2012/07/11 by admin
“Why did you say that?”
‘Banter’ is the word of the moment. Whether you’re male or female, young or old, banter has become the universal excuse for all sorts of behaviour. That racist rant at the football? Banter. The outing of a gay friend? Banter. The rape joke at a bar? Banter.
A joke shared between friends is all good fun, but, when it comes to banter, it is men who are usually expected to find it hilarious and keep the joke going, at any cost.
With porn readily available on the internet and a stream of vitriolic sites like UniLad making claims like the heavily criticised “If the girl you’ve taken for a drink… won’t ‘spread for your head’, think about this mathematical statistic: 85% of rape cases go unreported. That seems to be fairly good odds” it’s almost impossible to get away from images and viewpoints that are consistently damaging to women.
UniLad were forced to take the site down but the story is the same in numerous men’s magazines, Facebook pages and all over the web. It might not seem like such a big deal, but given that it is estimated 1 in 7 women have been raped, it is not hard to see that perpetuating jokes like this through ‘banter’ poses a very real threat.
When considering the language that lad culture uses to describe women – everything from “gash” to “I’d smash her back doors in” – it is difficult to see what those outside of this behaviour could do about it. On asking the men around me if they would ever challenge sexist banter from their friends, not one said yes, but when asked if they felt uncomfortable or wanted to challenge it, almost all also said yes. There is a clear discrepancy between inner feelings on so-called ‘banter’ and the external behaviour.
One student spoke of his experience with a university snowsports society – “There were a lot of girls, and they were all treated with constant, boring misogyny.
“I think some of them rebelled against it, but eventually just joined the herd and accepted it to the point of going along with it, even pretending to enjoy it, and that is when it became ‘banter’.”
He said that women “accepted their lot as pieces of meat – I suppose it was like a really awful white middle class gang.”
Others described similar experiences within sports teams and during stereotypically “male” activities such as watching a football match or playing computer games. One man described the process of “dehumanisation of women”, agreeing that most men wouldn’t directly approach a woman with sexist comments, and wouldn’t make them outside of their friendship groups.
The experience of finding this uncomfortable seems fairly widespread – another student told me “I find that loads of guys aren’t a fan of banter, and just tolerate it as that is what is deemed socially acceptable.”
The difficulty arises in the inability of both men and women to challenge banter as unacceptable behaviour without being ridiculed or ignored. I can’t claim for a second that is in some way their fault, but there has to be a shift in culture for the inexcusable dialogue surrounding women to be broken down.

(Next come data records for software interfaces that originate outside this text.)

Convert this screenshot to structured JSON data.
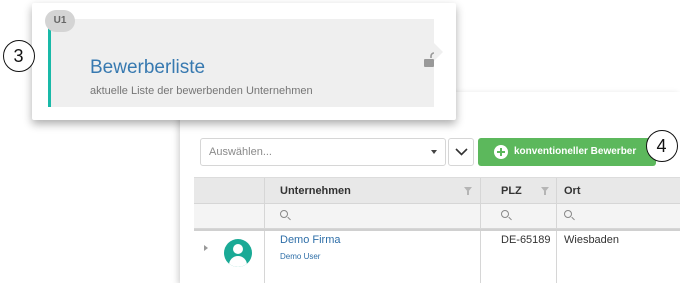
{
  "card": {
    "badge": "U1",
    "title": "Bewerberliste",
    "subtitle": "aktuelle Liste der bewerbenden Unternehmen",
    "icon": "unlocked-padlock-icon"
  },
  "callouts": {
    "left": "3",
    "right": "4"
  },
  "toolbar": {
    "select_placeholder": "Auswählen...",
    "add_button_label": "konventioneller Bewerber",
    "accent_color": "#5cb85c"
  },
  "grid": {
    "columns": [
      "Unternehmen",
      "PLZ",
      "Ort"
    ],
    "rows": [
      {
        "company": "Demo Firma",
        "user": "Demo User",
        "plz": "DE-65189",
        "ort": "Wiesbaden"
      }
    ]
  },
  "colors": {
    "card_accent": "#19b9a8",
    "title": "#3779b0",
    "link": "#2f6fa8"
  }
}
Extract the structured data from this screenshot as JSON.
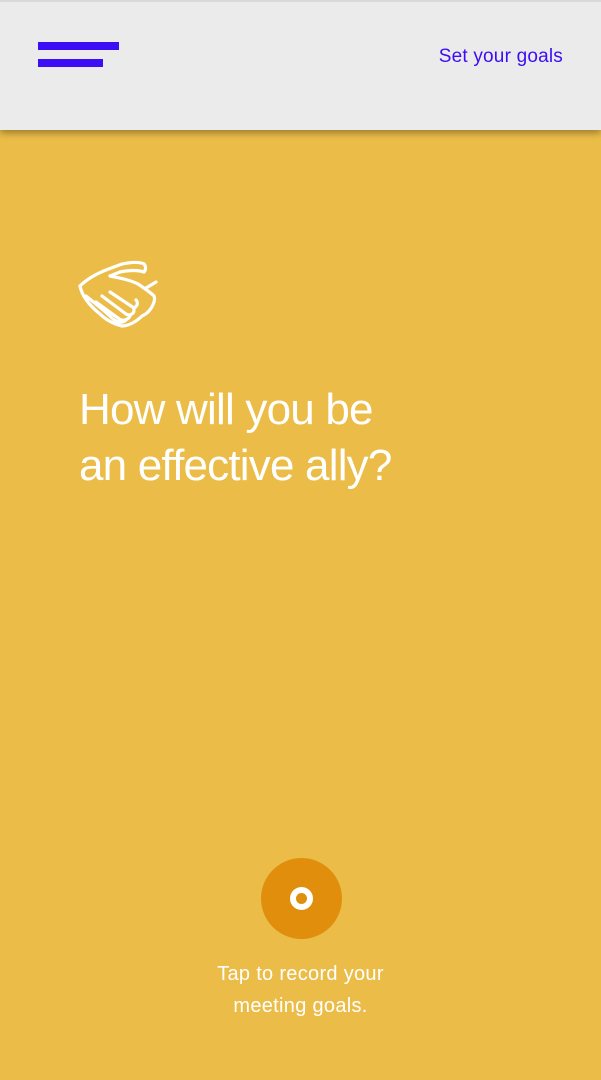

It has to become the case that making derogatory sexualised comments about the woman behind the bar is greeted with the same response as insulting a male friend.
Whilst it is difficult to challenge a whole culture ingrained in everything from billboard advertisements to porn, it will be impossible to break free of an idealised and sexualised view of women without removing the societal expectations to engage in banter. If young men are consistently taught that their role is to join in with their friends regardless of their own personal stance they will never break free and be able to enjoy sport or other activities free of “boring misogyny”. This role is perpetuated throughout television programmes, the “bros before hoes” mentality and even adverts by beer companies.
Men are just as much a victim of patriarchy as women in this case, and the time is coming for men and women to stand together and call out ‘banter’ as unacceptable. It takes courage, but it almost certainly garners respect. If a friend of mine couldn’t respect me when I told them to stop speaking about someone in a particular way, I’m not sure I would want to call them a friend.
Male feminists are beginning a revolution. It might be quiet, under the surface, pledging your allegiance. Of course, no man can tell feminism what direction it should take, autonomy is key, but it might be time to start putting that allegiance into practice. A simple challenge – “Why did you say that?” – to the sexist banter found in bars around the world could be all it takes to trigger a reaction, to snap a man or woman out of their patriarchal stupor and open their eyes to a world where banter is something shared, not something that puts women in real danger.
Tomorrow Jamie Thunder writes about how his own perception of harassment suffered by women was changed when a female friend explained how she’d been approached by a man while on public transport.